───── Exercise data ─────

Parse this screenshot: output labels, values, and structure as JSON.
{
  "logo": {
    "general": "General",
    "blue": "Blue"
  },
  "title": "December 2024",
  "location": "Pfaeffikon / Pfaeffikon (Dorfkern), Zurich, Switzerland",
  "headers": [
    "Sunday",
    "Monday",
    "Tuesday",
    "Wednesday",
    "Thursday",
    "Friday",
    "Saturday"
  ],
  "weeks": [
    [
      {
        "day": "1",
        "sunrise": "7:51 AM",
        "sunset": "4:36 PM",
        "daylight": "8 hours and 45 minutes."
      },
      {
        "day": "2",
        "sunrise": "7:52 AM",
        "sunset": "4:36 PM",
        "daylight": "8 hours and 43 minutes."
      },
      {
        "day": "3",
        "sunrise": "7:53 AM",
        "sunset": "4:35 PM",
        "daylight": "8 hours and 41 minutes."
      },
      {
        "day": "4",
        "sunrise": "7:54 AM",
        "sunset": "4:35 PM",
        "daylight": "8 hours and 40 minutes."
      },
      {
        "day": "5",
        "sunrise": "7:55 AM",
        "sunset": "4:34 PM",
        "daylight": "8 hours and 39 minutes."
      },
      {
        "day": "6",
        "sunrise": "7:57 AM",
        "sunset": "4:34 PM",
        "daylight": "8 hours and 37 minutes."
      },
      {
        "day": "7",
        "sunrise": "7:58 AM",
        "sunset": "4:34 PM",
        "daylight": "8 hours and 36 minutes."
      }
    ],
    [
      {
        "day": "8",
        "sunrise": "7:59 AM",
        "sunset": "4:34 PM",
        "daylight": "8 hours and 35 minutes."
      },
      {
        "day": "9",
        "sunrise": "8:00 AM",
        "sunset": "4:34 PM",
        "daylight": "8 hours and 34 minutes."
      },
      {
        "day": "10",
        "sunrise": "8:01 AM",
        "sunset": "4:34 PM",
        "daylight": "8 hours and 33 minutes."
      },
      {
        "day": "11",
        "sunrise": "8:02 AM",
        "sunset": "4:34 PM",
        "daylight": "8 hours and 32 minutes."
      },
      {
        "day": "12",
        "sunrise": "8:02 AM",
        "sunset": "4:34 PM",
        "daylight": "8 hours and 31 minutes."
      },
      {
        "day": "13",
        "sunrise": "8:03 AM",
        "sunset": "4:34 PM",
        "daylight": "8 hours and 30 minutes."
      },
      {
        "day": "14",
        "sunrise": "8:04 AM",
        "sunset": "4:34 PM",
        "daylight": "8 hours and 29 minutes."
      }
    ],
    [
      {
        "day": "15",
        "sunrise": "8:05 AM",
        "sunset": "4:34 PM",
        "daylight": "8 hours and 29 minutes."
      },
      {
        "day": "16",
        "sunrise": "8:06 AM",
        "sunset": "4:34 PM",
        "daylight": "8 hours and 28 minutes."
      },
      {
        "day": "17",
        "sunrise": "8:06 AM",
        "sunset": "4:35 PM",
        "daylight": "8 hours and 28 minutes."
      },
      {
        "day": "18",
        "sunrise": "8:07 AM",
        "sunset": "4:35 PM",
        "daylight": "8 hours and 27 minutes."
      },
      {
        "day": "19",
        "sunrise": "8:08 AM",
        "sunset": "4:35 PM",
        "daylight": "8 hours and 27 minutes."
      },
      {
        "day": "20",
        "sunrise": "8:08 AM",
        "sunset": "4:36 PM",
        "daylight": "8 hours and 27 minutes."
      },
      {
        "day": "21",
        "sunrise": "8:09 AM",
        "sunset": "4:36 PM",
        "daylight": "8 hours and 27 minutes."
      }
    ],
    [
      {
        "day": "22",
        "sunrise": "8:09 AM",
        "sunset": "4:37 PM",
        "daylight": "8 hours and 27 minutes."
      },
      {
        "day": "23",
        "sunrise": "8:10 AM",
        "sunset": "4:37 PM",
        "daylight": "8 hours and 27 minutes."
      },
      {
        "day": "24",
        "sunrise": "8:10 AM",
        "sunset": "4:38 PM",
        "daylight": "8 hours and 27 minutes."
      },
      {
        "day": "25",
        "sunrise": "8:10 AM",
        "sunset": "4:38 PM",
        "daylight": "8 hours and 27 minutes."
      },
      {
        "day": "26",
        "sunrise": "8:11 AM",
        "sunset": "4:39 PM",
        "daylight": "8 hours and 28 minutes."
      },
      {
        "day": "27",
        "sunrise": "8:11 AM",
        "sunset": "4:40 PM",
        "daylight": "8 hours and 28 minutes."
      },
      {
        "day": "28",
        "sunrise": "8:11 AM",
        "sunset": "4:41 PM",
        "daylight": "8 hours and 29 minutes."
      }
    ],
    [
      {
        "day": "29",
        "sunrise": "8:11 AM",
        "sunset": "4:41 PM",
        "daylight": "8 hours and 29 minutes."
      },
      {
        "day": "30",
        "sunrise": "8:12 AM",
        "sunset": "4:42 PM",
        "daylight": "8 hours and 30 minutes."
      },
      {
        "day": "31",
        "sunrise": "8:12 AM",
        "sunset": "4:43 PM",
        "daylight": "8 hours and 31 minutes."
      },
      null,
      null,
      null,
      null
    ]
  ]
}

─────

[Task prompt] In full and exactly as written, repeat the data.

[Answer for the task]
Parse this screenshot: output labels, values, and structure as JSON.
{
  "logo": {
    "general": "General",
    "blue": "Blue"
  },
  "title": "December 2024",
  "location": "Pfaeffikon / Pfaeffikon (Dorfkern), Zurich, Switzerland",
  "headers": [
    "Sunday",
    "Monday",
    "Tuesday",
    "Wednesday",
    "Thursday",
    "Friday",
    "Saturday"
  ],
  "weeks": [
    [
      {
        "day": "1",
        "sunrise": "7:51 AM",
        "sunset": "4:36 PM",
        "daylight": "8 hours and 45 minutes."
      },
      {
        "day": "2",
        "sunrise": "7:52 AM",
        "sunset": "4:36 PM",
        "daylight": "8 hours and 43 minutes."
      },
      {
        "day": "3",
        "sunrise": "7:53 AM",
        "sunset": "4:35 PM",
        "daylight": "8 hours and 41 minutes."
      },
      {
        "day": "4",
        "sunrise": "7:54 AM",
        "sunset": "4:35 PM",
        "daylight": "8 hours and 40 minutes."
      },
      {
        "day": "5",
        "sunrise": "7:55 AM",
        "sunset": "4:34 PM",
        "daylight": "8 hours and 39 minutes."
      },
      {
        "day": "6",
        "sunrise": "7:57 AM",
        "sunset": "4:34 PM",
        "daylight": "8 hours and 37 minutes."
      },
      {
        "day": "7",
        "sunrise": "7:58 AM",
        "sunset": "4:34 PM",
        "daylight": "8 hours and 36 minutes."
      }
    ],
    [
      {
        "day": "8",
        "sunrise": "7:59 AM",
        "sunset": "4:34 PM",
        "daylight": "8 hours and 35 minutes."
      },
      {
        "day": "9",
        "sunrise": "8:00 AM",
        "sunset": "4:34 PM",
        "daylight": "8 hours and 34 minutes."
      },
      {
        "day": "10",
        "sunrise": "8:01 AM",
        "sunset": "4:34 PM",
        "daylight": "8 hours and 33 minutes."
      },
      {
        "day": "11",
        "sunrise": "8:02 AM",
        "sunset": "4:34 PM",
        "daylight": "8 hours and 32 minutes."
      },
      {
        "day": "12",
        "sunrise": "8:02 AM",
        "sunset": "4:34 PM",
        "daylight": "8 hours and 31 minutes."
      },
      {
        "day": "13",
        "sunrise": "8:03 AM",
        "sunset": "4:34 PM",
        "daylight": "8 hours and 30 minutes."
      },
      {
        "day": "14",
        "sunrise": "8:04 AM",
        "sunset": "4:34 PM",
        "daylight": "8 hours and 29 minutes."
      }
    ],
    [
      {
        "day": "15",
        "sunrise": "8:05 AM",
        "sunset": "4:34 PM",
        "daylight": "8 hours and 29 minutes."
      },
      {
        "day": "16",
        "sunrise": "8:06 AM",
        "sunset": "4:34 PM",
        "daylight": "8 hours and 28 minutes."
      },
      {
        "day": "17",
        "sunrise": "8:06 AM",
        "sunset": "4:35 PM",
        "daylight": "8 hours and 28 minutes."
      },
      {
        "day": "18",
        "sunrise": "8:07 AM",
        "sunset": "4:35 PM",
        "daylight": "8 hours and 27 minutes."
      },
      {
        "day": "19",
        "sunrise": "8:08 AM",
        "sunset": "4:35 PM",
        "daylight": "8 hours and 27 minutes."
      },
      {
        "day": "20",
        "sunrise": "8:08 AM",
        "sunset": "4:36 PM",
        "daylight": "8 hours and 27 minutes."
      },
      {
        "day": "21",
        "sunrise": "8:09 AM",
        "sunset": "4:36 PM",
        "daylight": "8 hours and 27 minutes."
      }
    ],
    [
      {
        "day": "22",
        "sunrise": "8:09 AM",
        "sunset": "4:37 PM",
        "daylight": "8 hours and 27 minutes."
      },
      {
        "day": "23",
        "sunrise": "8:10 AM",
        "sunset": "4:37 PM",
        "daylight": "8 hours and 27 minutes."
      },
      {
        "day": "24",
        "sunrise": "8:10 AM",
        "sunset": "4:38 PM",
        "daylight": "8 hours and 27 minutes."
      },
      {
        "day": "25",
        "sunrise": "8:10 AM",
        "sunset": "4:38 PM",
        "daylight": "8 hours and 27 minutes."
      },
      {
        "day": "26",
        "sunrise": "8:11 AM",
        "sunset": "4:39 PM",
        "daylight": "8 hours and 28 minutes."
      },
      {
        "day": "27",
        "sunrise": "8:11 AM",
        "sunset": "4:40 PM",
        "daylight": "8 hours and 28 minutes."
      },
      {
        "day": "28",
        "sunrise": "8:11 AM",
        "sunset": "4:41 PM",
        "daylight": "8 hours and 29 minutes."
      }
    ],
    [
      {
        "day": "29",
        "sunrise": "8:11 AM",
        "sunset": "4:41 PM",
        "daylight": "8 hours and 29 minutes."
      },
      {
        "day": "30",
        "sunrise": "8:12 AM",
        "sunset": "4:42 PM",
        "daylight": "8 hours and 30 minutes."
      },
      {
        "day": "31",
        "sunrise": "8:12 AM",
        "sunset": "4:43 PM",
        "daylight": "8 hours and 31 minutes."
      },
      null,
      null,
      null,
      null
    ]
  ]
}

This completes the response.